With training camp set to begin, Houston Texans quarterback Deshaun Watson would love nothing more than to return to the field as he prepares for the upcoming NFL season. But with the disturbing number of sexual assault accusations that were levied against him in March still unresolved, not only is his season in potential jeopardy, but this entire ordeal is about to get even uglier.
ESPN reports that of the 22 women who have alleged in lawsuits that the three-time Pro Bowler either sexually assaulted them or engaged in sexually inappropriate behavior with them during private massage sessions, eight of them have filed reports with the Houston police. According to Watson’s attorney, Rusty Hardin, two additional women who have not filed previous lawsuits against Watson have filed complaints with the police as well, bringing the grand total of police complaints to 10.
“There are 10 women that have made complaints to the [Houston] police,” Hardin told ESPN. “There are a couple of women who we don’t know anything about. We’re fully cooperating with the police. We’re fully cooperating with the district attorney’s office and, when the criminal investigation is over, we’ll fully cooperate with the NFL.”
Watson has yet to be interviewed by NFL investigators, and Hardin maintains that this is typical of criminal proceedings.
In January, Watson’s contentious relationship with the Texans came to a head when he demanded a trade. In order to retain their franchise cornerstone, Houston refused to grant his request, only for their relationship to become further strained—and infinitely more complicated—after Watson was flooded with sexual assault allegations in March. Houston police have declined to comment on the accusations, as well as their ongoing investigation into them, but Hardin maintains that if a settlement is reached with the accusers it will not include a confidentiality agreement.

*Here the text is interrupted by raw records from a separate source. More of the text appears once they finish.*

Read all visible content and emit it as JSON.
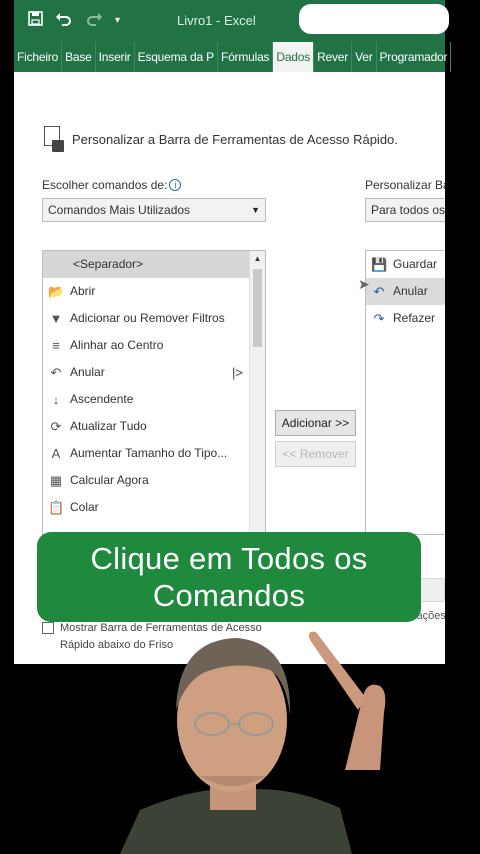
{
  "titlebar": {
    "doc_title": "Livro1 - Excel",
    "qat": {
      "save_icon": "save-icon",
      "undo_icon": "undo-icon",
      "redo_icon": "redo-icon",
      "customize_icon": "customize-qat-icon"
    }
  },
  "ribbon": {
    "tabs": [
      {
        "label": "Ficheiro",
        "active": false
      },
      {
        "label": "Base",
        "active": false
      },
      {
        "label": "Inserir",
        "active": false
      },
      {
        "label": "Esquema da P",
        "active": false
      },
      {
        "label": "Fórmulas",
        "active": false
      },
      {
        "label": "Dados",
        "active": true
      },
      {
        "label": "Rever",
        "active": false
      },
      {
        "label": "Ver",
        "active": false
      },
      {
        "label": "Programador",
        "active": false
      }
    ]
  },
  "dialog": {
    "title": "Personalizar a Barra de Ferramentas de Acesso Rápido.",
    "choose_label": "Escolher comandos de:",
    "choose_value": "Comandos Mais Utilizados",
    "customize_label": "Personalizar Barr",
    "customize_value": "Para todos os d",
    "commands": [
      {
        "label": "<Separador>",
        "icon": "separator",
        "separator": true
      },
      {
        "label": "Abrir",
        "icon": "folder-open-icon"
      },
      {
        "label": "Adicionar ou Remover Filtros",
        "icon": "filter-icon"
      },
      {
        "label": "Alinhar ao Centro",
        "icon": "align-center-icon"
      },
      {
        "label": "Anular",
        "icon": "undo-icon",
        "has_submenu": true
      },
      {
        "label": "Ascendente",
        "icon": "sort-ascending-icon"
      },
      {
        "label": "Atualizar Tudo",
        "icon": "refresh-all-icon"
      },
      {
        "label": "Aumentar Tamanho do Tipo...",
        "icon": "increase-font-icon"
      },
      {
        "label": "Calcular Agora",
        "icon": "calculator-icon"
      },
      {
        "label": "Colar",
        "icon": "paste-icon"
      }
    ],
    "add_button": "Adicionar >>",
    "remove_button": "<< Remover",
    "qat_items": [
      {
        "label": "Guardar",
        "icon": "save-icon"
      },
      {
        "label": "Anular",
        "icon": "undo-icon",
        "selected": true
      },
      {
        "label": "Refazer",
        "icon": "redo-icon"
      }
    ],
    "show_below_ribbon": "Mostrar Barra de Ferramentas de Acesso Rápido abaixo do Friso",
    "right_trailing": "zações:"
  },
  "banner": {
    "line1": "Clique em Todos os",
    "line2": "Comandos"
  },
  "colors": {
    "excel_green": "#217346",
    "banner_green": "#1f8a3e"
  }
}
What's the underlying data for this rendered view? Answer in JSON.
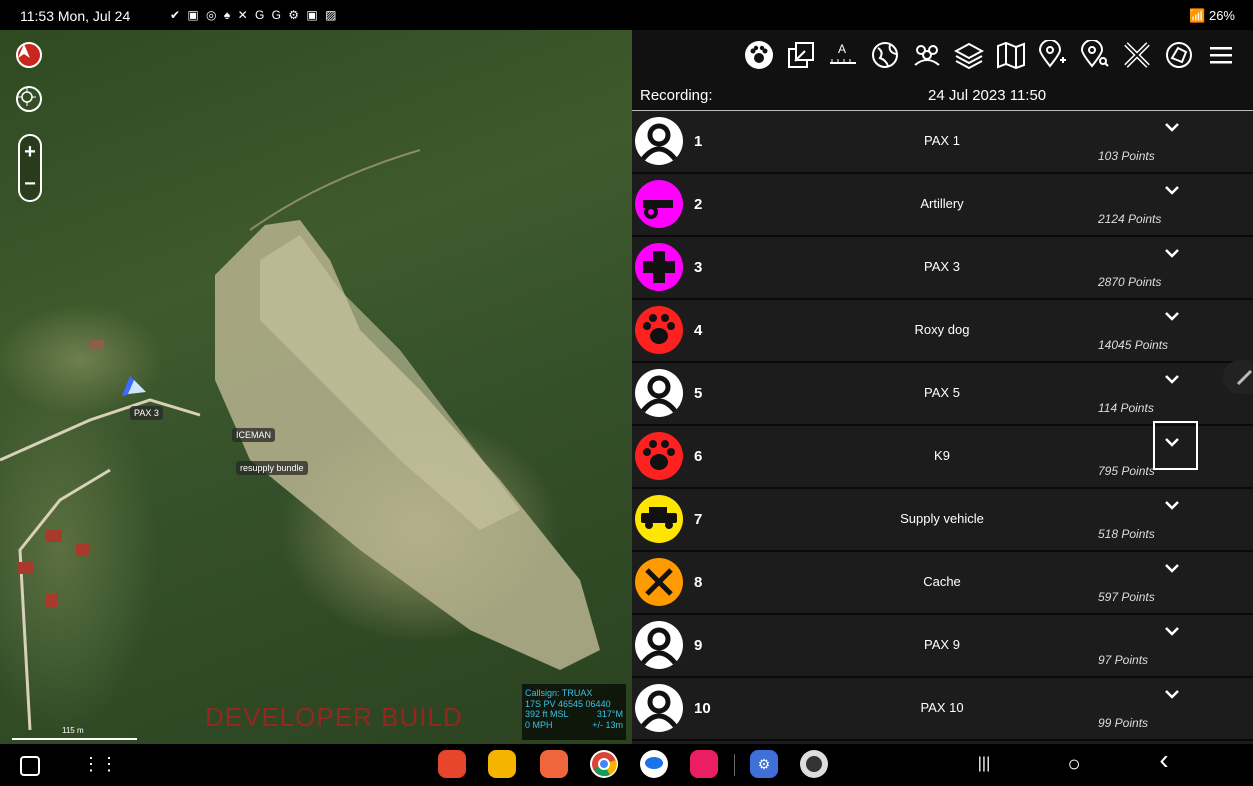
{
  "status_bar": {
    "time": "11:53  Mon, Jul 24",
    "notification_icons": "✔ ▣ ◎ ♠ ✕ G G ⚙ ▣ ▨",
    "right_status": "26%"
  },
  "map": {
    "labels": {
      "pax": "PAX 3",
      "iceman": "ICEMAN",
      "bundle": "resupply bundle"
    },
    "developer_text": "DEVELOPER BUILD",
    "scale_label": "115 m",
    "callsign_info": {
      "line1": "Callsign: TRUAX",
      "line2a": "17S PV 46545 06440",
      "line3a": "392 ft MSL",
      "line3b": "317°M",
      "line4a": "0 MPH",
      "line4b": "+/- 13m"
    }
  },
  "toolbar_icons": [
    "paw-icon",
    "export-icon",
    "measure-icon",
    "globe-icon",
    "group-icon",
    "layers-icon",
    "map-icon",
    "add-marker-icon",
    "search-marker-icon",
    "tools-icon",
    "alert-icon",
    "menu-icon"
  ],
  "recording": {
    "label": "Recording:",
    "datetime": "24 Jul 2023 11:50"
  },
  "tracks": [
    {
      "num": "1",
      "name": "PAX 1",
      "points": "103 Points",
      "icon": "person-icon",
      "color": "#ffffff"
    },
    {
      "num": "2",
      "name": "Artillery",
      "points": "2124 Points",
      "icon": "cannon-icon",
      "color": "#ff00ff"
    },
    {
      "num": "3",
      "name": "PAX 3",
      "points": "2870 Points",
      "icon": "medical-cross-icon",
      "color": "#ff00ff"
    },
    {
      "num": "4",
      "name": "Roxy dog",
      "points": "14045 Points",
      "icon": "paw-icon",
      "color": "#ff2020"
    },
    {
      "num": "5",
      "name": "PAX 5",
      "points": "114 Points",
      "icon": "person-icon",
      "color": "#ffffff"
    },
    {
      "num": "6",
      "name": "K9",
      "points": "795 Points",
      "icon": "paw-icon",
      "color": "#ff2020"
    },
    {
      "num": "7",
      "name": "Supply vehicle",
      "points": "518 Points",
      "icon": "vehicle-icon",
      "color": "#ffe600"
    },
    {
      "num": "8",
      "name": "Cache",
      "points": "597 Points",
      "icon": "tools-icon",
      "color": "#ff9a00"
    },
    {
      "num": "9",
      "name": "PAX 9",
      "points": "97 Points",
      "icon": "person-icon",
      "color": "#ffffff"
    },
    {
      "num": "10",
      "name": "PAX 10",
      "points": "99 Points",
      "icon": "person-icon",
      "color": "#ffffff"
    }
  ],
  "nav_bar": {
    "recent_glyph": "|||",
    "home_glyph": "○",
    "back_glyph": "‹"
  }
}
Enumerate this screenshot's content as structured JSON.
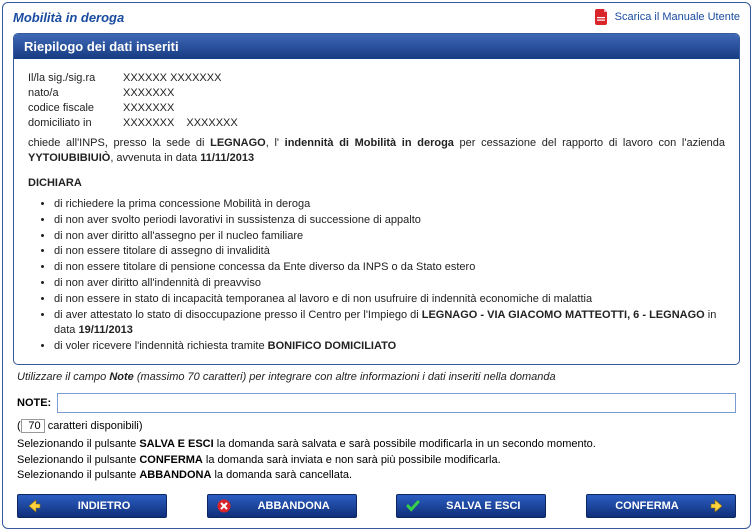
{
  "page_title": "Mobilità in deroga",
  "download_label": "Scarica il Manuale Utente",
  "panel_header": "Riepilogo dei dati inseriti",
  "person": {
    "label_sig": "Il/la sig./sig.ra",
    "name": "XXXXXX XXXXXXX",
    "label_nato": "nato/a",
    "birth": "XXXXXXX",
    "label_cf": "codice fiscale",
    "cf": "XXXXXXX",
    "label_dom": "domiciliato in",
    "dom1": "XXXXXXX",
    "dom2": "XXXXXXX"
  },
  "request": {
    "t1": "chiede all'INPS, presso la sede di ",
    "sede": "LEGNAGO",
    "t2": ", l' ",
    "indennita": "indennità di Mobilità in deroga",
    "t3": " per cessazione del rapporto di lavoro con l'azienda ",
    "azienda": "YYTOIUBIBIUIÒ",
    "t4": ", avvenuta in data ",
    "data": "11/11/2013"
  },
  "dichiara_label": "DICHIARA",
  "dich": [
    "di richiedere la prima concessione Mobilità in deroga",
    "di non aver svolto periodi lavorativi in sussistenza di successione di appalto",
    "di non aver diritto all'assegno per il nucleo familiare",
    "di non essere titolare di assegno di invalidità",
    "di non essere titolare di pensione concessa da Ente diverso da INPS o da Stato estero",
    "di non aver diritto all'indennità di preavviso",
    "di non essere in stato di incapacità temporanea al lavoro e di non usufruire di indennità economiche di malattia"
  ],
  "dich8": {
    "t1": "di aver attestato lo stato di disoccupazione presso il Centro per l'Impiego di ",
    "cpi": "LEGNAGO - VIA GIACOMO MATTEOTTI, 6 - LEGNAGO",
    "t2": " in data ",
    "data": "19/11/2013"
  },
  "dich9": {
    "t1": "di voler ricevere l'indennità richiesta tramite ",
    "mod": "BONIFICO DOMICILIATO"
  },
  "note_hint_pre": "Utilizzare il campo ",
  "note_hint_b": "Note",
  "note_hint_post": " (massimo 70 caratteri) per integrare con altre informazioni i dati inseriti nella domanda",
  "note_label": "NOTE:",
  "note_value": "",
  "char_count": "70",
  "char_suffix": " caratteri disponibili)",
  "instr": {
    "l1a": "Selezionando il pulsante ",
    "l1b": "SALVA E ESCI",
    "l1c": " la domanda sarà salvata e sarà possibile modificarla in un secondo momento.",
    "l2a": "Selezionando il pulsante ",
    "l2b": "CONFERMA",
    "l2c": " la domanda sarà inviata e non sarà più possibile modificarla.",
    "l3a": "Selezionando il pulsante ",
    "l3b": "ABBANDONA",
    "l3c": " la domanda sarà cancellata."
  },
  "buttons": {
    "back": "INDIETRO",
    "abandon": "ABBANDONA",
    "save": "SALVA E ESCI",
    "confirm": "CONFERMA"
  }
}
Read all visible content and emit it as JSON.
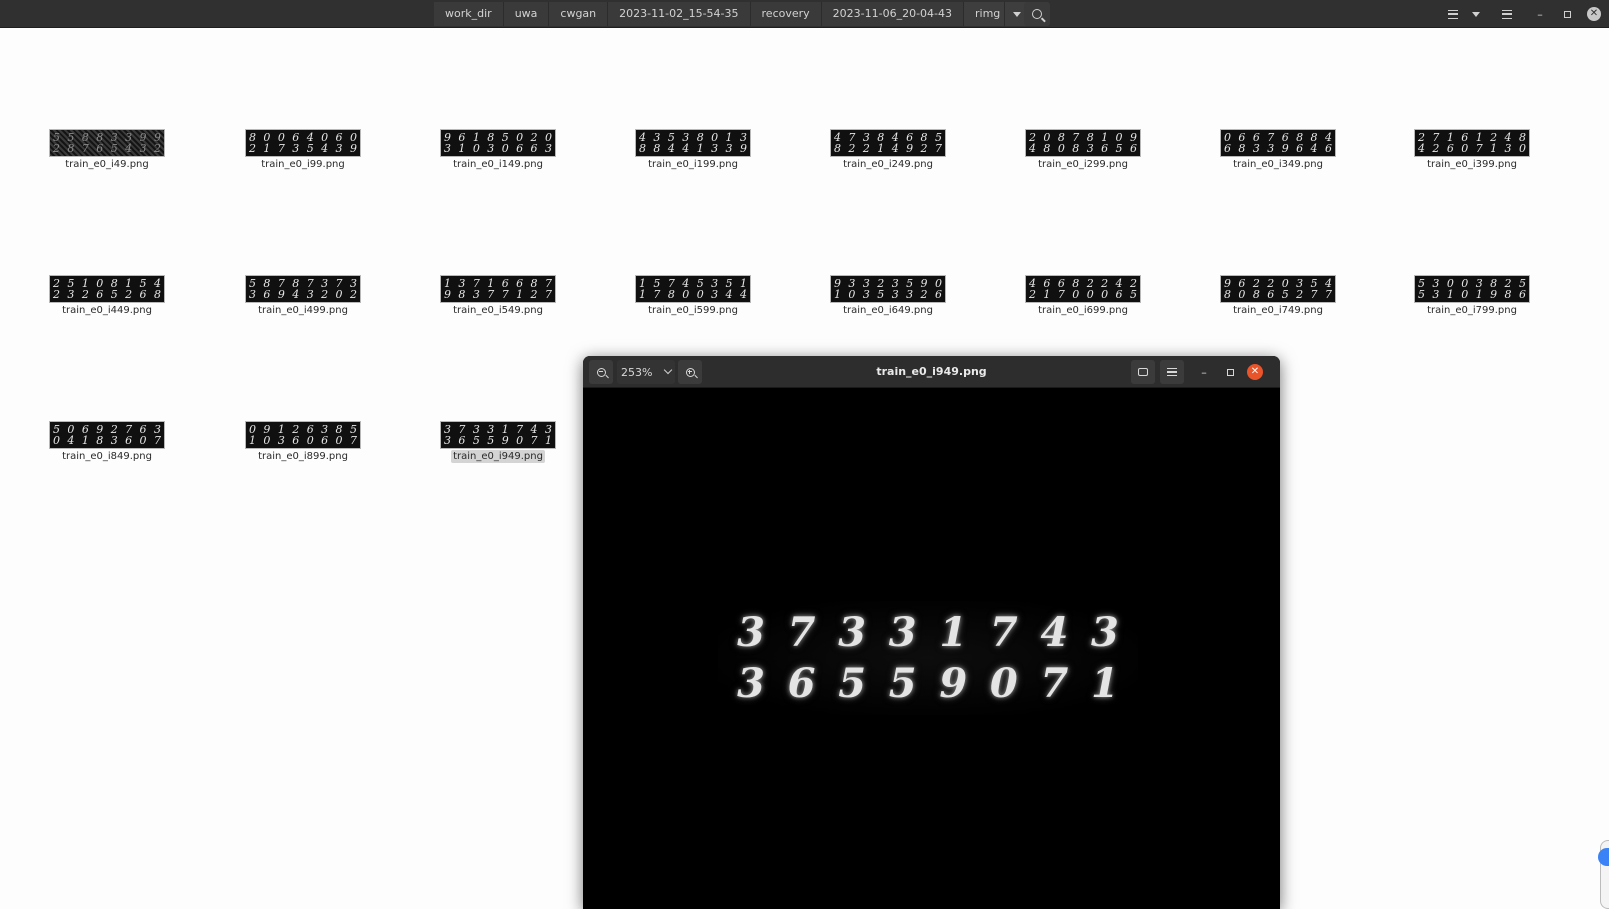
{
  "breadcrumbs": [
    "work_dir",
    "uwa",
    "cwgan",
    "2023-11-02_15-54-35",
    "recovery",
    "2023-11-06_20-04-43",
    "rimg"
  ],
  "files": [
    {
      "name": "train_e0_i49.png",
      "thumb": [
        "55883399",
        "28765432"
      ],
      "noise": true
    },
    {
      "name": "train_e0_i99.png",
      "thumb": [
        "80064060",
        "21735439"
      ]
    },
    {
      "name": "train_e0_i149.png",
      "thumb": [
        "96185020",
        "31030663"
      ]
    },
    {
      "name": "train_e0_i199.png",
      "thumb": [
        "43538013",
        "88441339"
      ]
    },
    {
      "name": "train_e0_i249.png",
      "thumb": [
        "47384685",
        "82214927"
      ]
    },
    {
      "name": "train_e0_i299.png",
      "thumb": [
        "20878109",
        "48083656"
      ]
    },
    {
      "name": "train_e0_i349.png",
      "thumb": [
        "06676884",
        "68339646"
      ]
    },
    {
      "name": "train_e0_i399.png",
      "thumb": [
        "27161248",
        "42607130"
      ]
    },
    {
      "name": "train_e0_i449.png",
      "thumb": [
        "25108154",
        "23265268"
      ]
    },
    {
      "name": "train_e0_i499.png",
      "thumb": [
        "58787373",
        "36943202"
      ]
    },
    {
      "name": "train_e0_i549.png",
      "thumb": [
        "13716687",
        "98377127"
      ]
    },
    {
      "name": "train_e0_i599.png",
      "thumb": [
        "15745351",
        "17800344"
      ]
    },
    {
      "name": "train_e0_i649.png",
      "thumb": [
        "93323590",
        "10353326"
      ]
    },
    {
      "name": "train_e0_i699.png",
      "thumb": [
        "46682242",
        "21700065"
      ]
    },
    {
      "name": "train_e0_i749.png",
      "thumb": [
        "96220354",
        "80865277"
      ]
    },
    {
      "name": "train_e0_i799.png",
      "thumb": [
        "53003825",
        "53101986"
      ]
    },
    {
      "name": "train_e0_i849.png",
      "thumb": [
        "50692763",
        "04183607"
      ]
    },
    {
      "name": "train_e0_i899.png",
      "thumb": [
        "09126385",
        "10360607"
      ]
    },
    {
      "name": "train_e0_i949.png",
      "thumb": [
        "37331743",
        "36559071"
      ],
      "selected": true
    }
  ],
  "viewer": {
    "title": "train_e0_i949.png",
    "zoom": "253%",
    "digits_top": [
      "3",
      "7",
      "3",
      "3",
      "1",
      "7",
      "4",
      "3"
    ],
    "digits_bottom": [
      "3",
      "6",
      "5",
      "5",
      "9",
      "0",
      "7",
      "1"
    ]
  },
  "icons": {
    "search": "search-icon",
    "view_list": "list-view-icon",
    "menu": "hamburger-menu-icon",
    "close": "close-icon"
  },
  "colors": {
    "header_bg": "#303030",
    "viewer_close": "#e9542b",
    "selection": "#d4d4d4"
  }
}
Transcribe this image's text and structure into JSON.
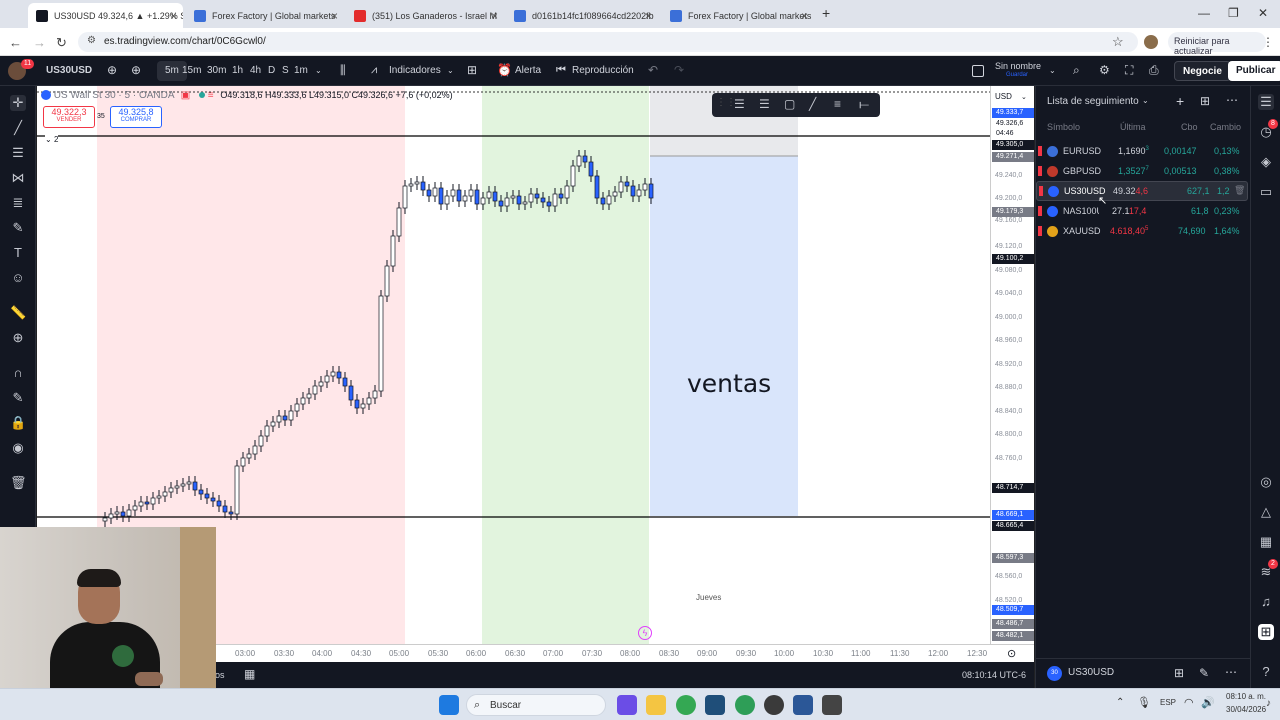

“I do not want anybody to be saying that this guy paid off women to stay quiet,” Hardin told ESPN. “So if there ever was a settlement of any kind it would have to be public and therefore both sides, [Watson] and the women, would be able to say to the world at large whatever they wanted.”
Hardin said that he has been in communication and has exchanged documents with the accusers ahead of depositions from the plaintiffs that are set to begin in September. Watson won’t be deposed until February of next year, which leaves Watson, the Texans, and the NFL with a handful of options moving forward.
Houston has shifted its stance and is now willing to unload its embattled quarterback for “a combination of five high draft picks and starting-caliber players,” which, at this point, seems inevitable. But other options include Watson being suspended (which seems unlikely given the status of the ongoing lawsuits), Watson skipping out on training camp (don’t expect this to happen either, since he already reported on Sunday), the Texans excusing him from practice to avoid a media circus, or Commissioner Roger Goodell putting Watson on the exempt list. Should Goodell decide on the nuclear option, Watson would be unable to play but would continue to collect a paycheck.
Watson is one of the best signal-callers in the league and prior to being accused of sexual assault he would’ve had teams tripping over themselves for his services. But with his future shrouded in uncertainty as his legal issues continue to mount, he’s a problem that no team in its right mind would want to be associated with—including the Texans.